### Exercise materials ###

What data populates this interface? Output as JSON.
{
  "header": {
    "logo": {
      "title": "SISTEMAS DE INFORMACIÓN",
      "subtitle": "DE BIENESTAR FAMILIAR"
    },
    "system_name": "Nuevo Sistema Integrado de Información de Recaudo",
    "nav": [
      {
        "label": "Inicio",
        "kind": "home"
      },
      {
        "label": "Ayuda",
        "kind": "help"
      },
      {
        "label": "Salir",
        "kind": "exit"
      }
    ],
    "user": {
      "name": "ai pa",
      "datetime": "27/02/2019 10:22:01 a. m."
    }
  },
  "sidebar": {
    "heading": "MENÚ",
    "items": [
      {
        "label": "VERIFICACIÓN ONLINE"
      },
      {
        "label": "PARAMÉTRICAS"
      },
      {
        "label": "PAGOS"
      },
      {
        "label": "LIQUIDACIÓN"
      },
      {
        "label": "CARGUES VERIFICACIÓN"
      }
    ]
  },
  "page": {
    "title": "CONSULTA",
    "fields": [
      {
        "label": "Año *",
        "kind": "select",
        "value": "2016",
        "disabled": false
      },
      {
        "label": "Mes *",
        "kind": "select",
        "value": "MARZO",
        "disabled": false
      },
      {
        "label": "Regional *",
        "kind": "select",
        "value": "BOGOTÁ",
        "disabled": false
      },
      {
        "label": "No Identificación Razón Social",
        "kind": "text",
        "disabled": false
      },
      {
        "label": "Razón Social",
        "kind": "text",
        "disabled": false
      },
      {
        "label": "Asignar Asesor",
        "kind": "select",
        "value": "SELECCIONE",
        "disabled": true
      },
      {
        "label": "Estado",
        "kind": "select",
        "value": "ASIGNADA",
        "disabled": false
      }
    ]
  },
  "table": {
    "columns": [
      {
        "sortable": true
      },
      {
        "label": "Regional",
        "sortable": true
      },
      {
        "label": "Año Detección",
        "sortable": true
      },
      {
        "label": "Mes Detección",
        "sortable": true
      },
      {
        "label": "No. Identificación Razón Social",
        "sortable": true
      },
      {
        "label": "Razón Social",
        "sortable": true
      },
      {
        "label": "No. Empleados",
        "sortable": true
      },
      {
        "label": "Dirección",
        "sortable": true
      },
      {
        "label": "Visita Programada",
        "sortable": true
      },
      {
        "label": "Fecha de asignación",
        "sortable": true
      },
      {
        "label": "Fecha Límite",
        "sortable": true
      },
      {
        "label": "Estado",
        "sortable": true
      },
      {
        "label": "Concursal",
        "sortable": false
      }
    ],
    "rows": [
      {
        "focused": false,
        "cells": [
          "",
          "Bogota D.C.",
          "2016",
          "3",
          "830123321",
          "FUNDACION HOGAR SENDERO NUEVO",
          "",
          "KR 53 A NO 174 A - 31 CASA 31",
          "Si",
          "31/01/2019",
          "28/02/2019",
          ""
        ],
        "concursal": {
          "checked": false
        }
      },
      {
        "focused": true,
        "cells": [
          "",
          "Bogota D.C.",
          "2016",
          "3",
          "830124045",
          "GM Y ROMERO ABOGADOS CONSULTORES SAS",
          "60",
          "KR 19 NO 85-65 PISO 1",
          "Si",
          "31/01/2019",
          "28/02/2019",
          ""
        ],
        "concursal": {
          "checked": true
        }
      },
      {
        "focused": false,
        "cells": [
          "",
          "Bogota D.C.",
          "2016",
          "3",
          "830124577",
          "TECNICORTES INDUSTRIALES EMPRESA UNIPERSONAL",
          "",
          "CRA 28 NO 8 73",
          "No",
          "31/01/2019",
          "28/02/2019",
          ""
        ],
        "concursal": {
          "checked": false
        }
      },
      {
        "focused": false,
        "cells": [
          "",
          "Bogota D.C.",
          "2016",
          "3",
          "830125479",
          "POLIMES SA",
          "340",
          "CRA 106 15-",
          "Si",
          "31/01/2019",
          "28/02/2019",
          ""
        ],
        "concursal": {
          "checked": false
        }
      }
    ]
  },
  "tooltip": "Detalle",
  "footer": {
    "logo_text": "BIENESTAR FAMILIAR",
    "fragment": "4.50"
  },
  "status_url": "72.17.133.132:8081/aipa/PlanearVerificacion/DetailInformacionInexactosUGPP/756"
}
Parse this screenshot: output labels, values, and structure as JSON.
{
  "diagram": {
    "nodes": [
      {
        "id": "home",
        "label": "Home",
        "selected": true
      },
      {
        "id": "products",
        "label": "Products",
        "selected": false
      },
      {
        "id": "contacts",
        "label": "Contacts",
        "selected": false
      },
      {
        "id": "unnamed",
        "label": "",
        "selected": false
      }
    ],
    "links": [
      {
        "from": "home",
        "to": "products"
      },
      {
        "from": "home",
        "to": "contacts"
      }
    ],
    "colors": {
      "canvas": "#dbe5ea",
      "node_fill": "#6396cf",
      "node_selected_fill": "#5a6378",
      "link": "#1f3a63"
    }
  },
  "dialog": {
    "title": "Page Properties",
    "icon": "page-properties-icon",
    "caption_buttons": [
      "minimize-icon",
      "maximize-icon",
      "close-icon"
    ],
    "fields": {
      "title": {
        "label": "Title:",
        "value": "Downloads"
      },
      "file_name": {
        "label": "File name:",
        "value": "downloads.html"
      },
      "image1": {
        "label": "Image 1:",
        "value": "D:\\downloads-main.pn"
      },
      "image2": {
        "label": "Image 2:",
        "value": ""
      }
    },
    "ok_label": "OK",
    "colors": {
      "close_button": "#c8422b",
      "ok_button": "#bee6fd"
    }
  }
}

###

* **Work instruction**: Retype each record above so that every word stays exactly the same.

* **Task result**:
What data populates this interface? Output as JSON.
{
  "header": {
    "logo": {
      "title": "SISTEMAS DE INFORMACIÓN",
      "subtitle": "DE BIENESTAR FAMILIAR"
    },
    "system_name": "Nuevo Sistema Integrado de Información de Recaudo",
    "nav": [
      {
        "label": "Inicio",
        "kind": "home"
      },
      {
        "label": "Ayuda",
        "kind": "help"
      },
      {
        "label": "Salir",
        "kind": "exit"
      }
    ],
    "user": {
      "name": "ai pa",
      "datetime": "27/02/2019 10:22:01 a. m."
    }
  },
  "sidebar": {
    "heading": "MENÚ",
    "items": [
      {
        "label": "VERIFICACIÓN ONLINE"
      },
      {
        "label": "PARAMÉTRICAS"
      },
      {
        "label": "PAGOS"
      },
      {
        "label": "LIQUIDACIÓN"
      },
      {
        "label": "CARGUES VERIFICACIÓN"
      }
    ]
  },
  "page": {
    "title": "CONSULTA",
    "fields": [
      {
        "label": "Año *",
        "kind": "select",
        "value": "2016",
        "disabled": false
      },
      {
        "label": "Mes *",
        "kind": "select",
        "value": "MARZO",
        "disabled": false
      },
      {
        "label": "Regional *",
        "kind": "select",
        "value": "BOGOTÁ",
        "disabled": false
      },
      {
        "label": "No Identificación Razón Social",
        "kind": "text",
        "disabled": false
      },
      {
        "label": "Razón Social",
        "kind": "text",
        "disabled": false
      },
      {
        "label": "Asignar Asesor",
        "kind": "select",
        "value": "SELECCIONE",
        "disabled": true
      },
      {
        "label": "Estado",
        "kind": "select",
        "value": "ASIGNADA",
        "disabled": false
      }
    ]
  },
  "table": {
    "columns": [
      {
        "sortable": true
      },
      {
        "label": "Regional",
        "sortable": true
      },
      {
        "label": "Año Detección",
        "sortable": true
      },
      {
        "label": "Mes Detección",
        "sortable": true
      },
      {
        "label": "No. Identificación Razón Social",
        "sortable": true
      },
      {
        "label": "Razón Social",
        "sortable": true
      },
      {
        "label": "No. Empleados",
        "sortable": true
      },
      {
        "label": "Dirección",
        "sortable": true
      },
      {
        "label": "Visita Programada",
        "sortable": true
      },
      {
        "label": "Fecha de asignación",
        "sortable": true
      },
      {
        "label": "Fecha Límite",
        "sortable": true
      },
      {
        "label": "Estado",
        "sortable": true
      },
      {
        "label": "Concursal",
        "sortable": false
      }
    ],
    "rows": [
      {
        "focused": false,
        "cells": [
          "",
          "Bogota D.C.",
          "2016",
          "3",
          "830123321",
          "FUNDACION HOGAR SENDERO NUEVO",
          "",
          "KR 53 A NO 174 A - 31 CASA 31",
          "Si",
          "31/01/2019",
          "28/02/2019",
          ""
        ],
        "concursal": {
          "checked": false
        }
      },
      {
        "focused": true,
        "cells": [
          "",
          "Bogota D.C.",
          "2016",
          "3",
          "830124045",
          "GM Y ROMERO ABOGADOS CONSULTORES SAS",
          "60",
          "KR 19 NO 85-65 PISO 1",
          "Si",
          "31/01/2019",
          "28/02/2019",
          ""
        ],
        "concursal": {
          "checked": true
        }
      },
      {
        "focused": false,
        "cells": [
          "",
          "Bogota D.C.",
          "2016",
          "3",
          "830124577",
          "TECNICORTES INDUSTRIALES EMPRESA UNIPERSONAL",
          "",
          "CRA 28 NO 8 73",
          "No",
          "31/01/2019",
          "28/02/2019",
          ""
        ],
        "concursal": {
          "checked": false
        }
      },
      {
        "focused": false,
        "cells": [
          "",
          "Bogota D.C.",
          "2016",
          "3",
          "830125479",
          "POLIMES SA",
          "340",
          "CRA 106 15-",
          "Si",
          "31/01/2019",
          "28/02/2019",
          ""
        ],
        "concursal": {
          "checked": false
        }
      }
    ]
  },
  "tooltip": "Detalle",
  "footer": {
    "logo_text": "BIENESTAR FAMILIAR",
    "fragment": "4.50"
  },
  "status_url": "72.17.133.132:8081/aipa/PlanearVerificacion/DetailInformacionInexactosUGPP/756"
}
Parse this screenshot: output labels, values, and structure as JSON.
{
  "diagram": {
    "nodes": [
      {
        "id": "home",
        "label": "Home",
        "selected": true
      },
      {
        "id": "products",
        "label": "Products",
        "selected": false
      },
      {
        "id": "contacts",
        "label": "Contacts",
        "selected": false
      },
      {
        "id": "unnamed",
        "label": "",
        "selected": false
      }
    ],
    "links": [
      {
        "from": "home",
        "to": "products"
      },
      {
        "from": "home",
        "to": "contacts"
      }
    ],
    "colors": {
      "canvas": "#dbe5ea",
      "node_fill": "#6396cf",
      "node_selected_fill": "#5a6378",
      "link": "#1f3a63"
    }
  },
  "dialog": {
    "title": "Page Properties",
    "icon": "page-properties-icon",
    "caption_buttons": [
      "minimize-icon",
      "maximize-icon",
      "close-icon"
    ],
    "fields": {
      "title": {
        "label": "Title:",
        "value": "Downloads"
      },
      "file_name": {
        "label": "File name:",
        "value": "downloads.html"
      },
      "image1": {
        "label": "Image 1:",
        "value": "D:\\downloads-main.pn"
      },
      "image2": {
        "label": "Image 2:",
        "value": ""
      }
    },
    "ok_label": "OK",
    "colors": {
      "close_button": "#c8422b",
      "ok_button": "#bee6fd"
    }
  }
}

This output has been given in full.